- Any thought about an early exit of this trade, just to make up for earlier losses
There’s a whole lot more, but hopefully you get the point.
One flaw in many trading plans is the absence of a valid strategy for managing these risks. So, let’s fix that situation.
The problem is, traders have no guidelines as to:
Welcome back to another installment of support and resistance.
The main chart features that I’m looking for in identifying support and resistance areas are the swing highs and lows, and areas of congestion. These have been covered in previous articles. If you haven’t seen them, please review them first:
Today we’re going to have a quick introduction to another feature of the market which can lead to the development of support or resistance areas – round numbers. In analyzing a market, I never use this as a stand-alone method of finding support or resistance levels. Rather, it’s a factor which will simply increase confidence in an area already identified as support or resistance.
However, once you know to look for this, you’ll be amazed at how often a round number does seem to act as a barrier to price flow.
What do I mean by round numbers? Rather than develop a rule, let’s just look at some examples and it should become fairly obvious.
For a highly priced stock, it might be price in the region of $70, $80, $90, $100, $110 etc, or any multiple of $10.
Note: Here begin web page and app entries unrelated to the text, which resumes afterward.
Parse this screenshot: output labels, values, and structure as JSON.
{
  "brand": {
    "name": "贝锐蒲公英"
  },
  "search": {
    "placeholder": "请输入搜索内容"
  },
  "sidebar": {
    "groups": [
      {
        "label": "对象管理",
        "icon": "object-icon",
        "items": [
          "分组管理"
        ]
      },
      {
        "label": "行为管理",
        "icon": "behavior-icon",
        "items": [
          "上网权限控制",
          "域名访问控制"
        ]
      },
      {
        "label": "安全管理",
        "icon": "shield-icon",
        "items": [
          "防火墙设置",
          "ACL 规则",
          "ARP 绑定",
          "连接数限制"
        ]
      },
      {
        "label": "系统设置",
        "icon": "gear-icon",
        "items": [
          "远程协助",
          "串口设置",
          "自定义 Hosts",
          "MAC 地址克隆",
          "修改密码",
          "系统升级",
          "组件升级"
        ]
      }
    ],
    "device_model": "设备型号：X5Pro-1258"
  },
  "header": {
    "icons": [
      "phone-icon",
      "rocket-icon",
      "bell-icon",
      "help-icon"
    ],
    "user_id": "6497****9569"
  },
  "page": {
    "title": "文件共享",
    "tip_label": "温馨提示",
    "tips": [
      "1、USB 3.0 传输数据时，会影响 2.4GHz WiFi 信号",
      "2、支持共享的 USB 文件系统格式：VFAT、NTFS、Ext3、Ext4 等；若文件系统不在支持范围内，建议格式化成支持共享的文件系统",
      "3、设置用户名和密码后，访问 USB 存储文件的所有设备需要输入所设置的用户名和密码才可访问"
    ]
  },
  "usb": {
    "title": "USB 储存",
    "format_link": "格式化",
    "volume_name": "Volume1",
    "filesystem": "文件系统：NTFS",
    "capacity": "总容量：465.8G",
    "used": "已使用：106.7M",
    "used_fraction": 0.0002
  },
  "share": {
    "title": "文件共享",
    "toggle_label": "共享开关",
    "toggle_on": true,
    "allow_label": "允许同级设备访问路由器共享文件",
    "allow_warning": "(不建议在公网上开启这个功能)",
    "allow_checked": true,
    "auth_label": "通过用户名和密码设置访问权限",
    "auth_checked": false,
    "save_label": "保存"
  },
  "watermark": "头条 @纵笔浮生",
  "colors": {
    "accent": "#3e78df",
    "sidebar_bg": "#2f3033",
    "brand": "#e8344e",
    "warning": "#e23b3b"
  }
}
For a mid-priced stock, it might be price in the region of $25, $30, $35 etc, or any multiple of $5.
For a low-priced stock, it might be any multiple of a dollar, such as $7.00, $8.00, $9.00, or even multiples of 50 cents, such as $5.50, $6.00, $6.50 etc.
For the penny stocks, you might look at multiples of 10 cents, such as 0.10, 0.20, 0.30.
Forex? Yeah, it works here as well. GBP/USD at 1.9600, 1.9700, 1.9800, and even the 50 levels 1.9650, 1.9750, 1.9850.
In fact, this concept applies to any market.
An important point before continuing – you’ll recall just a few paragraphs earlier that I said I don’t use this as a stand-alone method of finding support and resistance. If you did, you’d end up with a grid of evenly spaced horizontal lines all over your chart that would just get in the way of price. Rather, I use round numbers as:
- A means of increasing confidence in the support or resistance areas already found at swing highs/lows or congestion areas; or
- If there’s no evidence of past support or resistance through swing highs/lows or congestion areas, then it simply provides a warning area. For example, if I’m long in a trade and it’s seriously overextended to the bullish side and approaching a round number area, I’ll expect some profit taking at this area and therefore potential resistance. So I might choose to lighten my position, or tighten my stops.
How do round numbers become support or resistance?